Planting taxus densiformis yews

Asked May 15, 2020, 10:33 AM EDT

We're planning to pulling out six sick yews and planting new ones. They have struggled for over ten years unlike the yews immediately adjacent. They were yellow, had few needles and hardly grew. They are located next to a stone wall and I suspect masonry debris remains in the ground, which we will try to find and remove. Our base soil is mostly clay. What might be the best combination of soil mix to use? I have heard several different recommendations, but I'm leaning toward 1/3 existing, 1/3 sand and 1/3 topsoil, gravel and canadian peat. Also, I'm planning to make sure there is a little slope to try to avoid poor drainage.

Livingston County Michigan

1 Response


The Densiformis yew (Taxus xmedia ‘Densiformis’) is an evergreen shrub that prefers acid to neutral, fertile soil, possibly on the sandy side. It requires sufficient moisture but must have excellent drainage. Poor drainage can be the death of a yew. Because you are having a problem with the site of the shrubs, I suggest that you have the soil analyzed before you replace the yews. You can obtain a soil test kit at: The results will explain the content of your soil and the best way to amend it so the yews will grow.

Since sufficient moisture and good drainage is of paramount importance for a healthy yew, you can assess the water infiltration rate of the soil by doing a soil percolation test.

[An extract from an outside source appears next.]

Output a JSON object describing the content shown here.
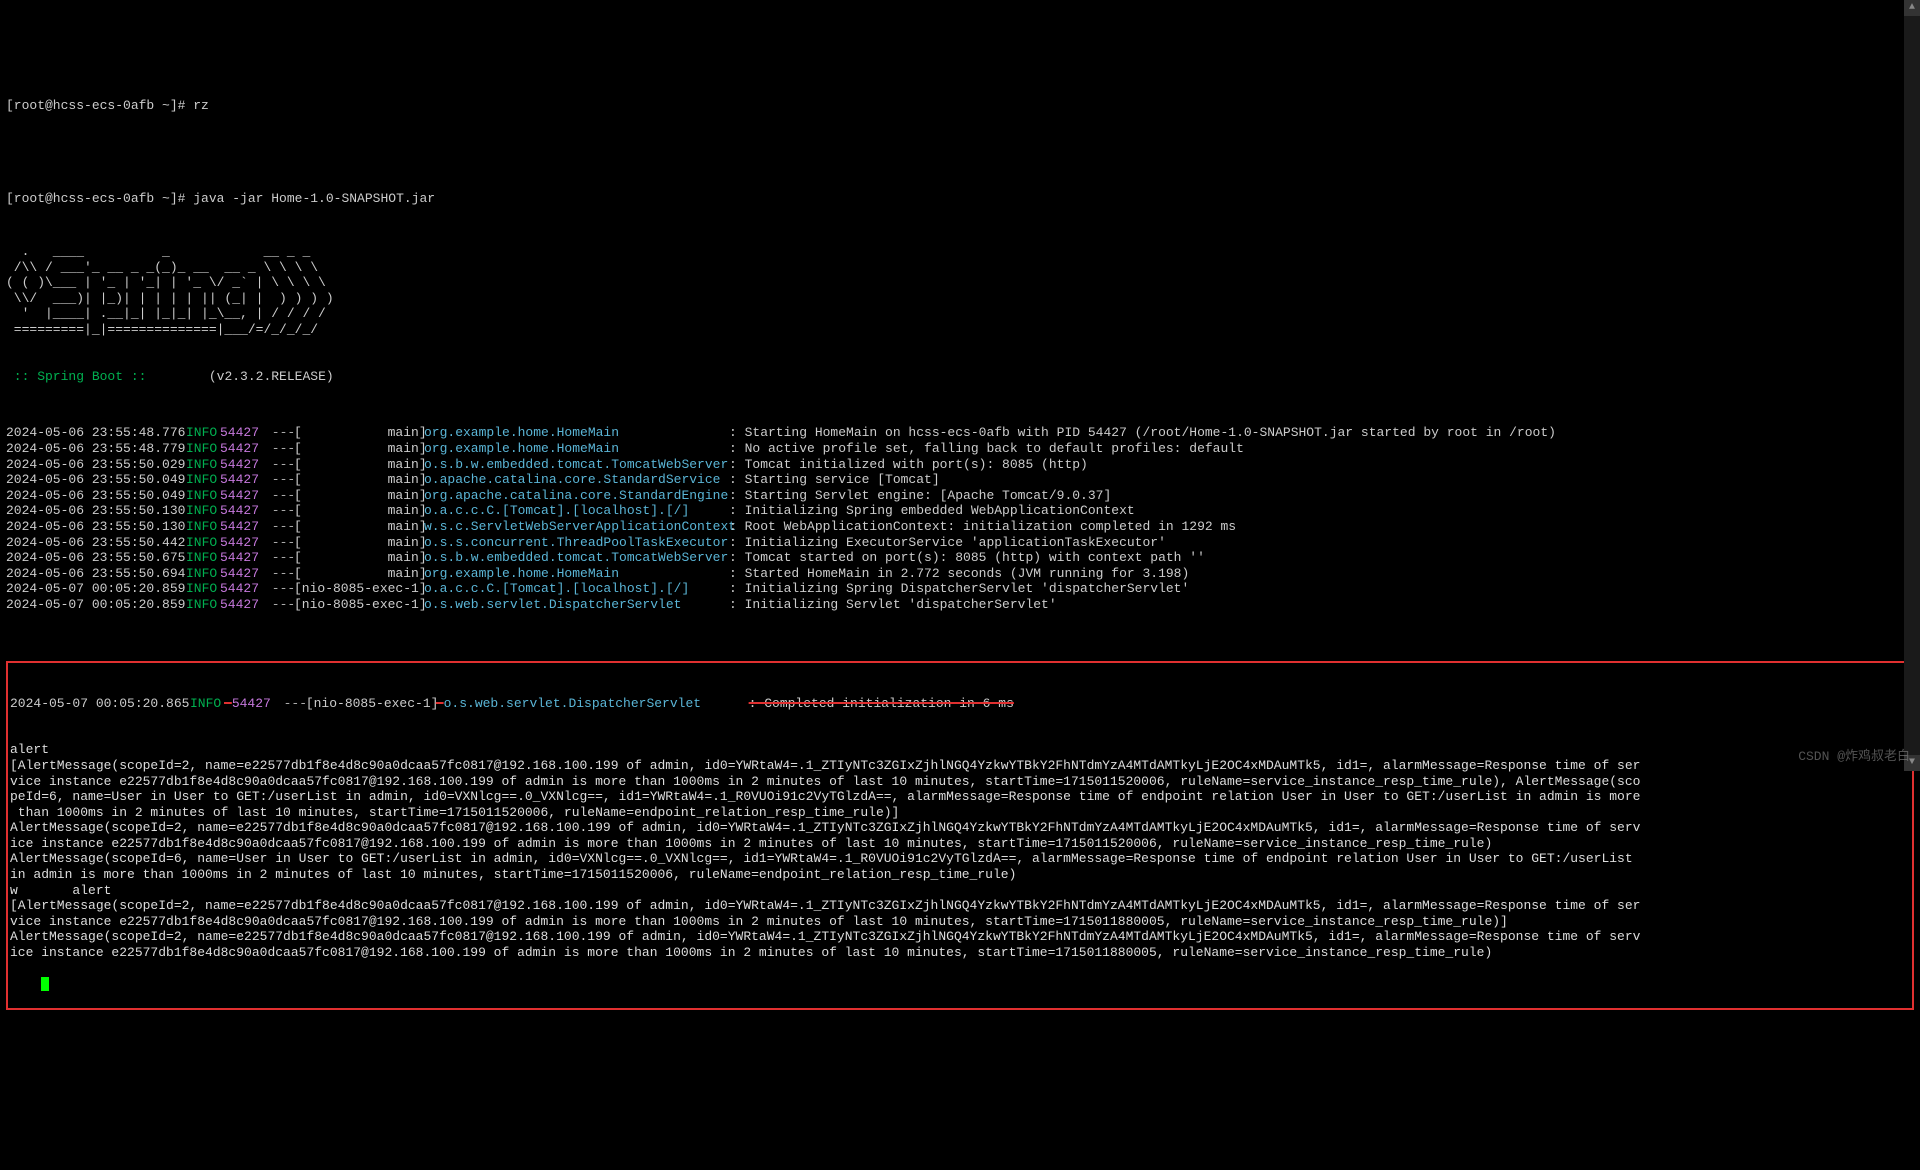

To learn how, go to .

In this way, you can prepare the soil for healthy yews.

Thank you for your question.